- Not too sweet- meaning the shake couldn’t be purely fruit based
- Get as many additional nutrients into the smoothie as possible
My main priority was nutrients- you can cram a lot of great ingredients into smoothies (check out how to build a better green shake here), which is exactly what I did. I aimed to create a balance of vegetables, healthy fats, protein and fruits.
Most moms ask specifically about protein powder when it comes to introducing smoothies and truthfully there’s a few things to note:
Make sure your baby tolerates proteins well! Because protein takes a lot to digest you want to ensure that they’re not getting backed up poop wise. If they are, cut back on the protein powder or eliminate. There are lots of natural sources to get protein from.
Also, make sure you have a quality protein powder.
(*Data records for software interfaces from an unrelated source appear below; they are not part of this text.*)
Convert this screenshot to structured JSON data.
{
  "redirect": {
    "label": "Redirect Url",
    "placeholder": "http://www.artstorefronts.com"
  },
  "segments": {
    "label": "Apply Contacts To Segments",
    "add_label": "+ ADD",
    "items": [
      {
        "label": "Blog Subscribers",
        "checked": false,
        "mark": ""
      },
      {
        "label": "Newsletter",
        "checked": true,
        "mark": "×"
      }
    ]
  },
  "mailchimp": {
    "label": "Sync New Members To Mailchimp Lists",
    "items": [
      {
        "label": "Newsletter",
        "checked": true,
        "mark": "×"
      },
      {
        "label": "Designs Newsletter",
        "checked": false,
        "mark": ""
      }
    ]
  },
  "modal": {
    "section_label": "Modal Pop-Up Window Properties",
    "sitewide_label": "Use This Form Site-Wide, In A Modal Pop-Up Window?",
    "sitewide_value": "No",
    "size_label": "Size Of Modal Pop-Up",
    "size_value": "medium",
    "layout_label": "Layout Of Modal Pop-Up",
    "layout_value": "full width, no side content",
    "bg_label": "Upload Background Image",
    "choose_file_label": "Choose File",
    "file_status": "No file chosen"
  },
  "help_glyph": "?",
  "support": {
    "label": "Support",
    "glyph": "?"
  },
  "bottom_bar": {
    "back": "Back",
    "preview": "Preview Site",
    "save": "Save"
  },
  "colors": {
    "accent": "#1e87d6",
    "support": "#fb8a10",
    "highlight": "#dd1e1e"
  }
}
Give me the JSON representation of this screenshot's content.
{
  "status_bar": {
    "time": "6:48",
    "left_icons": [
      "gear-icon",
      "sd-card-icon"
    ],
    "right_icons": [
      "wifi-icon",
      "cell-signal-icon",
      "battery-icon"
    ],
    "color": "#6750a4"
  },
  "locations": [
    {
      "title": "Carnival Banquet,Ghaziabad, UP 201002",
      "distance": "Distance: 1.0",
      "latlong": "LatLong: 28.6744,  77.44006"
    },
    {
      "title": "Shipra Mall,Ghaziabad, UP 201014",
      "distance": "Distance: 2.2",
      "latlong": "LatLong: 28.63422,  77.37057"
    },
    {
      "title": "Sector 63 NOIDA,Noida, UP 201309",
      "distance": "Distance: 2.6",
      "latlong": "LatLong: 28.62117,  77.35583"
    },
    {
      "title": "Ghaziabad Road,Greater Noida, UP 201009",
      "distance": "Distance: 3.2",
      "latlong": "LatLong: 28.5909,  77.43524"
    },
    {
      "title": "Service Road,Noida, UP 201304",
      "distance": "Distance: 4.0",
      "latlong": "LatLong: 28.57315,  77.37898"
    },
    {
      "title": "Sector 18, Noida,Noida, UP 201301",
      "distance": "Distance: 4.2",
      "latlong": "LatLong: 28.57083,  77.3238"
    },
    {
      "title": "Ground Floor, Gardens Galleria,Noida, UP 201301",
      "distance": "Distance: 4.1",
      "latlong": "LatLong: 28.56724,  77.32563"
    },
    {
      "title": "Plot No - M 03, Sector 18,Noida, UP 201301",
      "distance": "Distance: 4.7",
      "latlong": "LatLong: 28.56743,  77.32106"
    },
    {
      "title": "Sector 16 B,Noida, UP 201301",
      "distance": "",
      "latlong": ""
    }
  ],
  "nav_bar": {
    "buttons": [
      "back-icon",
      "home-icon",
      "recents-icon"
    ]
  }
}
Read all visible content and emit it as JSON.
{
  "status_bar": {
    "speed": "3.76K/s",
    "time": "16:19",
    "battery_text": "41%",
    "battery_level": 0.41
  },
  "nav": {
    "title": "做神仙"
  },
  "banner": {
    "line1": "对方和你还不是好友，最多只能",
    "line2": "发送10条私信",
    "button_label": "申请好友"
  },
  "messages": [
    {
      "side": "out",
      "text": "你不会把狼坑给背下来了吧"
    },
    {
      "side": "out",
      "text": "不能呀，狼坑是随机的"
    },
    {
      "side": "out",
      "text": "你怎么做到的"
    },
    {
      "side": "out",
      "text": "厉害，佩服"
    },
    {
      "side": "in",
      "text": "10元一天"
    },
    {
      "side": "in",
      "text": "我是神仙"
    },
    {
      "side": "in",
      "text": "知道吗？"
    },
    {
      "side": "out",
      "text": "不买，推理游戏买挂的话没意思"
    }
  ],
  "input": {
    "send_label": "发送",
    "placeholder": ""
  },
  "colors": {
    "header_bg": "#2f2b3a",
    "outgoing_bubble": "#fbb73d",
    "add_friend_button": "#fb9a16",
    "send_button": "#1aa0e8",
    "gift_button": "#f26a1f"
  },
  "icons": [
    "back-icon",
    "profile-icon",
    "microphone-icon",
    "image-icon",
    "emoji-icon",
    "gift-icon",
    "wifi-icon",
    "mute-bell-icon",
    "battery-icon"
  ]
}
Regular whey can be a big bombardment on a little ones system, not to mention some protein powders come with less than ideal ingredients (a lot of additives).
What I Did
For the first couple of months (probably two months) I stuck to protein powder free smoothies. Part of the reason for this was that baby bear was on formula bottles by then and I didn’t think she needed another crazy hit of whey protein.
The other reason was because I wanted to focus on getting a lot of healthy fats into her and making the shakes as calorie dense as possible. She was a slow gainer so calorie hits and optimal nutrients were my focus.
Instead of using protein powder, I used a lot nuts and seeds.
I introduced baby bear to nuts pretty early on (five or six months) by testing them on her wrist (check that out here). Once I felt comfortable knowing she didn’t have an allergy I opted to use a lot of nut butters (almond and cashew) in her smoothies to boost the fat intake.
I also opted for coconut or almond milk as the liquid. Coconut milk is another great source of fat, keeps the smoothie creamy and tastes delicious- again, calories. Again, she was getting enough (too much in my opinion) milk based protein so cows milk was something I wanted to eliminate.
When I finally did introduce protein powder to baby bear (about seven months) she had it every so often. We normally shared a green smoothie each day together but only 1/3 had protein powder.
I also switched to a better quality powder. I personally love whey proteins as they’re super tasty, sweet, they blend well and they’re cheap. However, I didn’t want her to increase her supply of whey protein nor did I want her to adjust to a super sweet flavor.
So instead, I made the switch to plant based protein powders. Normally vega or progressive as they come with nutrient boosts. Plant based protein powders taste much different than whey based but they’re so much better for little ones health wise.
So what was in our smoothies? Below is a list of our most common smoothie ingredients. Each smoothie would depend on what I had on hand and what I threw into the blender. We had some super fun concoctions and to this day we still share a green shake each and every day (which she naturally adores!) 🙂
Common Smoothie Ingredients
- Frozen banana (keeps the smoothie creamy and sweet)
- Frozen berries
- Mango (makes the smoothie creamy)
- Dried figs (a great sweetener)
- Dates (a great sweetener)
- Almond milk
- Coconut milk
- Coconut water
- Hemp hearts
- Nuts (almonds, walnuts, cashews)
- Nut butters
- Chia seed
- Protein powder
Like I mentioned, I personally preferred to keep fruit to a minimum (normally half a banana and some berries or 1/2 -3/4 cup mango or apple) and instead strived to keep leafy greens high.
Don’t forget to pin these awesome tips!
If you’re looking to boost your babes nutrition, smoothies are the easiest way possible. They’re simple, quick and portable. But best of all is that they allow you to get more nutrients into your kids than they’ll have a chance to eat. We rock a green smoothie every day and I love it.
How about you, are you a green shake lover?
Looking for more healthy eating tips for kids? Check out 15 Toddler Friendly Snacks and 9 Meals My Daughter Eats Regularly.